- Estimate the remaining service life of critical machinery components.
- Minimise downtime and improve productivity by avoiding unexpected failures.
Execute a Comprehensive Health Check of Your EquipmentVibration sensors are integral to conducting comprehensive health checks on your machinery. These health checks, when executed regularly, provide the following benefits:
- Early detection of potential issues before they escalate into major problems.
- A greater understanding of machinery performance trends and expected lifetime.
- Fine-tune machinery settings for optimal efficiency and performance.
- Establish a baseline of normal operational vibrations for comparison with future measurements.
- Implement predictive maintenance programmes that reduce overall maintenance costs.
Who Can Benefit from Vibration Sensors?Several industries can reap substantial benefits from implementing vibration sensors in their operations. Some of the most prominent sectors that use vibration sensors are:
- Oil and Gas: Ensuring safety and preventing equipment failure in high-risk environments.
- HVAC: enhancing performance and energy efficiency of heating and cooling systems.
- Shipping: Detecting issues in marine engines and other equipment, avoiding breakdowns at sea.
- Power Generation: Protecting turbines and generators from damaging vibrations.
- Manufacturing: Enhancing automated systems and streamlining maintenance efforts.
Advantages & Disadvantages of Vibration SensorsVibration sensors offer numerous advantages but also have certain drawbacks. It is crucial to weigh these factors before implementing them in your operations. Advantages:
- Improved safety: Preventing accidents caused by machinery failure.
- Extended lifespan: Early detection avoids damage and prolongs equipment life.
- Cost savings: Predictive maintenance reduces repair costs and downtime.
- Increased efficiency: Refine the performance for peak productivity.
- Technical expertise: Proper installation and data interpretation require skilled professionals.
- Initial investment: Implementing sensors can involve upfront costs.
- Maintenance: Sensors themselves need regular upkeep for accurate readings.
7 Types of Vibration SensorsThere are several types of vibration sensors, each offering unique characteristics and applications. Understanding these can help you choose the best type for your needs:
- Strain Gauges:
- Eddy-Current Sensors:
- Laser Displacement Sensors:
- Microphone Sensors:
- Vibration Metres:
Vibration Monitoring Services from Ocean-meSecure Ocean-me’s industry-specific and ultra-modern vibration monitoring services, where perfection meets efficiency. Our services include:
- Advanced Features: Our vibration monitoring tools are equipped with innovative technologies.
- Customisation: We offer extensible and tailor-made solutions that cater to your unique industrial requirements.
- Professional Support: With Ocean-me, you receive excellent customer service and technical support throughout your journey.

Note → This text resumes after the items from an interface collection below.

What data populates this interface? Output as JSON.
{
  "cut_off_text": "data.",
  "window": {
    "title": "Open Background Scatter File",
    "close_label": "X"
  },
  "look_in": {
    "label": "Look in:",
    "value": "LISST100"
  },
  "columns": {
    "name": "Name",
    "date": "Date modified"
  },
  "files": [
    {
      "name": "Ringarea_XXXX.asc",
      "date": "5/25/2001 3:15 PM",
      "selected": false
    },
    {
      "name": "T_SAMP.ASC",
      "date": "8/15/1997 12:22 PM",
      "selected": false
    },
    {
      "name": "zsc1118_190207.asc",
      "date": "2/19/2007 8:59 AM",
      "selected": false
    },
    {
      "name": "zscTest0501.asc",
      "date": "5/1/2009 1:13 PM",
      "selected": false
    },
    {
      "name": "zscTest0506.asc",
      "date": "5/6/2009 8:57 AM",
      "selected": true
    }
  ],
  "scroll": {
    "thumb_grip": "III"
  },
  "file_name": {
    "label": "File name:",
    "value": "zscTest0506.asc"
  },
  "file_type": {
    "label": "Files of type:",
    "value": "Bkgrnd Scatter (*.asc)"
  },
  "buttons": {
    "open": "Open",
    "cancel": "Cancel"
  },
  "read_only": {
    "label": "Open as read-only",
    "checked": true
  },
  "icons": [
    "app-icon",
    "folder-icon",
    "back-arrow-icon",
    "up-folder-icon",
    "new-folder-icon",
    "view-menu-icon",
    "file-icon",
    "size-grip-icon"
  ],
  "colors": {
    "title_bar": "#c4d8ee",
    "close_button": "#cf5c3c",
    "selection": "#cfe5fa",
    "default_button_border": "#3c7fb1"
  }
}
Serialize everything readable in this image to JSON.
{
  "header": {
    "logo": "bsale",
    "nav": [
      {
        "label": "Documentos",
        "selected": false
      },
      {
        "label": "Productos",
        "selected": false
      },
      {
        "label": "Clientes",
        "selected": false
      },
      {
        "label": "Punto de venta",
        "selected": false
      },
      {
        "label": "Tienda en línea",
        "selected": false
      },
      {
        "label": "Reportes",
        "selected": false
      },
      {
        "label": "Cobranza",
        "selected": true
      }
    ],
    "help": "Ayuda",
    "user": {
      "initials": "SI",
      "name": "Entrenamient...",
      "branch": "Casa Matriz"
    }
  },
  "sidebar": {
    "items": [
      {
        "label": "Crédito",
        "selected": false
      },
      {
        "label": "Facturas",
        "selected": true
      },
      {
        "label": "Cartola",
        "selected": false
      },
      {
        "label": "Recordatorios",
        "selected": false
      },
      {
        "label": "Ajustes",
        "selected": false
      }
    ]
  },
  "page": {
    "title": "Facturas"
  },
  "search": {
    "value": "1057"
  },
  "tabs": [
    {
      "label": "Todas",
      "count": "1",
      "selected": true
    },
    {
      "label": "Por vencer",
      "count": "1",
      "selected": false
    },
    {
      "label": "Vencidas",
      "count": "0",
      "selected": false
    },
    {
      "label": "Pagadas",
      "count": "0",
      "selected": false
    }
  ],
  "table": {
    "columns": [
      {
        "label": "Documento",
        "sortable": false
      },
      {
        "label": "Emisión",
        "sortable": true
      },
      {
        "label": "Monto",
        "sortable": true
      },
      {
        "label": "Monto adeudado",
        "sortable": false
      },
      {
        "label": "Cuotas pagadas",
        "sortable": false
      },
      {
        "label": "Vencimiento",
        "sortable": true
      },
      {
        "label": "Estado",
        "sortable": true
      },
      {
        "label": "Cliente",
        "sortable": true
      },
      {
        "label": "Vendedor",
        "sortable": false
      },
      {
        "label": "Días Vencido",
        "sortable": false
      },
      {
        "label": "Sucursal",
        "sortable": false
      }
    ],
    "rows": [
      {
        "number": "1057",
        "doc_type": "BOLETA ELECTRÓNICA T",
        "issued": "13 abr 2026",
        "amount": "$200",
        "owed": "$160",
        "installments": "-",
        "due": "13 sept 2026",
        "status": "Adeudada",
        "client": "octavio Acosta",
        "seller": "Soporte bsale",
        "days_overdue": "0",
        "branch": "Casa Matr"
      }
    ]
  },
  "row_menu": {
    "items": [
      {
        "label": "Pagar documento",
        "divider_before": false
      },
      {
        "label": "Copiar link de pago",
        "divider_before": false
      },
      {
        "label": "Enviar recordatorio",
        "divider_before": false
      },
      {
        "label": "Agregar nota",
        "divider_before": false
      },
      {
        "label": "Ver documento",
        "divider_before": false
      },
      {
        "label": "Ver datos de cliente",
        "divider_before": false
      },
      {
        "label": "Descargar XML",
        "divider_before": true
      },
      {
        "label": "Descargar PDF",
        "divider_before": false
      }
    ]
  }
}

- Timely Reporting and Analysis: Our tools provide rapid analysis for immediate response to potential issues.
- Predictive Maintenance: With data analytics and predictive learning, we offer an opportunity to shift from reactive maintenance to more cost-effective predictive maintenance.